If you’re a dedicated Twitter user then you will no doubt be appalled by all the proposed changes that have been trending on your newsfeed.
Algorithm based timelines? A more-or-less unlimited word count? We’re already still mad at the social platform for replacing our beloved “favourite” star with a heart. Why can’t we just make a non-committal social engagement with something without pronouncing our love/like for it?!
The fact of the matter is that Twitter is struggling to keep up with its social media competitors, with its share price performance dropping drastically in the past year and active user growth starting to stagnate.
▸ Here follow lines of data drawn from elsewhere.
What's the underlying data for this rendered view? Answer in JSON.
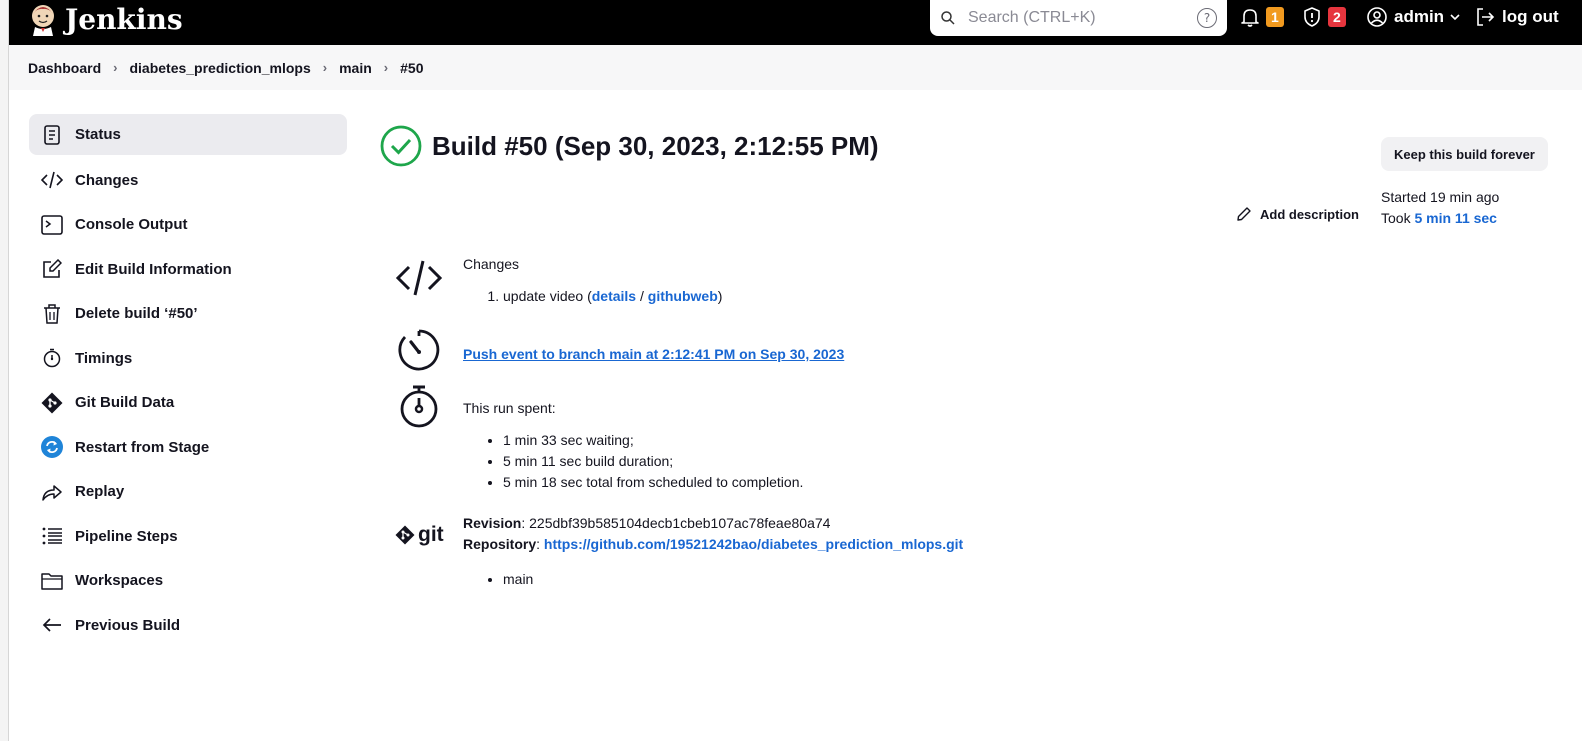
{
  "header": {
    "app_name": "Jenkins",
    "search_placeholder": "Search (CTRL+K)",
    "notifications_count": "1",
    "security_count": "2",
    "user": "admin",
    "logout": "log out",
    "help_glyph": "?"
  },
  "breadcrumb": [
    "Dashboard",
    "diabetes_prediction_mlops",
    "main",
    "#50"
  ],
  "sidebar": {
    "items": [
      {
        "label": "Status",
        "icon": "status-icon"
      },
      {
        "label": "Changes",
        "icon": "code-icon"
      },
      {
        "label": "Console Output",
        "icon": "terminal-icon"
      },
      {
        "label": "Edit Build Information",
        "icon": "edit-icon"
      },
      {
        "label": "Delete build ‘#50’",
        "icon": "trash-icon"
      },
      {
        "label": "Timings",
        "icon": "stopwatch-icon"
      },
      {
        "label": "Git Build Data",
        "icon": "git-icon"
      },
      {
        "label": "Restart from Stage",
        "icon": "restart-icon"
      },
      {
        "label": "Replay",
        "icon": "replay-icon"
      },
      {
        "label": "Pipeline Steps",
        "icon": "list-icon"
      },
      {
        "label": "Workspaces",
        "icon": "folder-icon"
      },
      {
        "label": "Previous Build",
        "icon": "arrow-left-icon"
      }
    ]
  },
  "build": {
    "title": "Build #50 (Sep 30, 2023, 2:12:55 PM)",
    "keep_forever": "Keep this build forever",
    "add_description": "Add description",
    "started": "Started 19 min ago",
    "took_label": "Took",
    "took_value": "5 min 11 sec"
  },
  "changes": {
    "heading": "Changes",
    "item_text": "update video (",
    "details": "details",
    "slash": " / ",
    "githubweb": "githubweb",
    "close": ")"
  },
  "trigger": {
    "text": "Push event to branch main at 2:12:41 PM on Sep 30, 2023"
  },
  "timing": {
    "heading": "This run spent:",
    "items": [
      "1 min 33 sec waiting;",
      "5 min 11 sec build duration;",
      "5 min 18 sec total from scheduled to completion."
    ]
  },
  "git": {
    "logo_text": "git",
    "revision_label": "Revision",
    "revision": "225dbf39b585104decb1cbeb107ac78feae80a74",
    "repository_label": "Repository",
    "repository": "https://github.com/19521242bao/diabetes_prediction_mlops.git",
    "branches": [
      "main"
    ]
  },
  "colors": {
    "success": "#1ea64b",
    "link": "#1967d2",
    "badge_orange": "#f19a1f",
    "badge_red": "#e6353e"
  }
}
Changes need to be made – and we have to accept that.
The problem that Twitter is currently facing is that change is universally unpopular – especially on social media.
Yet, we’re an adaptable bunch.
No algorithm in the world could filter out the newsfeed flooding with complaints that accompany every miniscule innovation that Facebook dares to make; however by the following week we tend to have forgotten what life was like before the change ever occurred.
On the other hand, it doesn’t count as innovation if the changes you propose merely mimic the competition. That feels a lot more like giving in, and giving in is never going to make you stand out. There’s no point in playing Facebook’s game – it’s always going to be one step ahead and you’re never going to beat it.
Twitter has to play by its own rules.
When the popular real-time social network launched it was something entirely different: it was a live hub of news and opinion where everything happens so fast that there simply wasn’t time to ponder a 500 word status before posting. If you wanted to be relevant you had to be to the point and on the ball – and it was a roaring success.
Possibly too successful. With rapidly rising popularity with millennials and vast organic celebrity endorsement, it was only a matter of time before brands saw Twitter as a platform for reaching their audience.
Of course this is a good thing – as it brings regular revenue to the business, but the downside of it is that Twitter became too popular too quickly – and it went to its head a little bit.
Twitter still hasn’t truly adapted to brands using the channel as a marketing platform, despite multiple attempts to become a meaningful eCommerce platform. After adding a picture and a URL the word count doesn’t allow for brands to be engaging and push out sales messages – so more often than not they plump for the latter.
This somewhat spoils the concept of real-time communication on our newsfeed and can consequently annoy users. There is of course, a wider problem of brands lacking the knowledge of how to use Twitter effectively and treating it the same way as Facebook. If we are to learn one thing from the #RIPTwitter outrage, it’s that Twitter users do not want another Facebook! Content should always be tailored for different audiences on each different platform.
Where Twitter shines is in real-time marketing, where brands can create a tangible identity that can reactively communicate and engage with consumers on an organic level.
Yes, change has to happen for Twitter to survive, but there’s no need to cause a panic. Maybe start small by allowing an image on top of the 140-word count, or adding an edit function!
What Twitter really needs is a change that no-one has seen before - something that sets it further apart from Facebook rather than continuing to exist in its shadow. It’s in serious danger of losing its individuality in the white noise of social media.
Don’t give us what Facebook has told you that we want, Twitter – give us an innovation that we never knew that we could have.
By Aileen Larkin, PR & Social Media Consultant